MDR, IVDR, re-cert ISO 13485
Medical device manufacturers to face challenges in 2019 too!
In 2018, an initial course was plotted by many medical device manufacturers on the long road to MDR compliance. In 2019 it will be important for them to carry on resolutely along that road, adapting both their own organisation and their cooperation with development partners, suppliers and distributors, and also notified bodies, to the new European regulations in order to achieve MDR compliance. This in spite of the fact that many questions thrown up by the MDR and IVDR have still not been resolved, in spite of the fact that essential instances such as the Eudamed database – on which manufacturers have no influence – are still not functioning properly, and in spite of the fact that a considerable number of notified bodies have so far not even made an application for accreditation under the MDR / IVDR. From that point of view, it is to be hoped that the year 2019 will at least bring clarity in some cases.
It's not as if the challenges referred to above only affect 'classical' device manufacturers. Increasingly, the products themselves are interconnected with databases of healthcare professionals, providers of maintenance services or patients' devices, or their application is supported by accompanying apps. Software may be qualifiable and classifiable as a medical device within the meaning of the MDR. The requirements relating to the (cyber-)security of digital products should not be underestimated.

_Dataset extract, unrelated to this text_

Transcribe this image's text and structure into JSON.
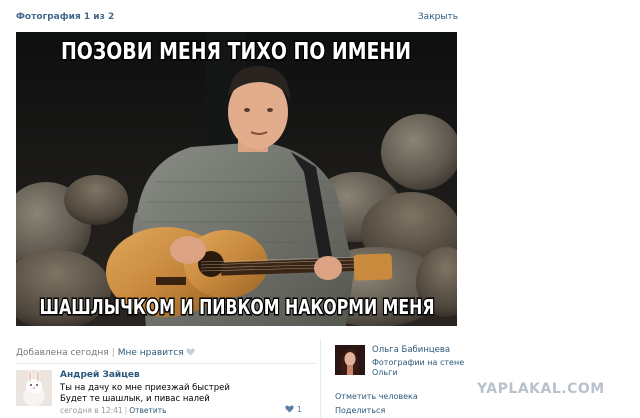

Together with the recertification of their quality management scheme in accordance with DIN ISO 13485:2016, which must be finalised in 2019, manufacturers – of analogue and digital products – can only be encouraged and supported in their (continued) implementation of the requirements of the MDR / IVDR relating to quality management. It is important to focus carefully here on the configuration of the risk management system and the implementation of clinical assessments and clinical trials. The aim pursued with the MDR / IVDR, that of minimising the risks posed by medical devices to patients and users, also demands optimised supplier management from manufacturers, and closer cooperation with distributors too. It is a matter of being able to retrace the entire life cycle of the product all the way through into the supply chain, from the provider of development services on the one hand to the end user on the other, so that, when all is said and done, stringent contractual control of the interaction of the economic operators is necessary.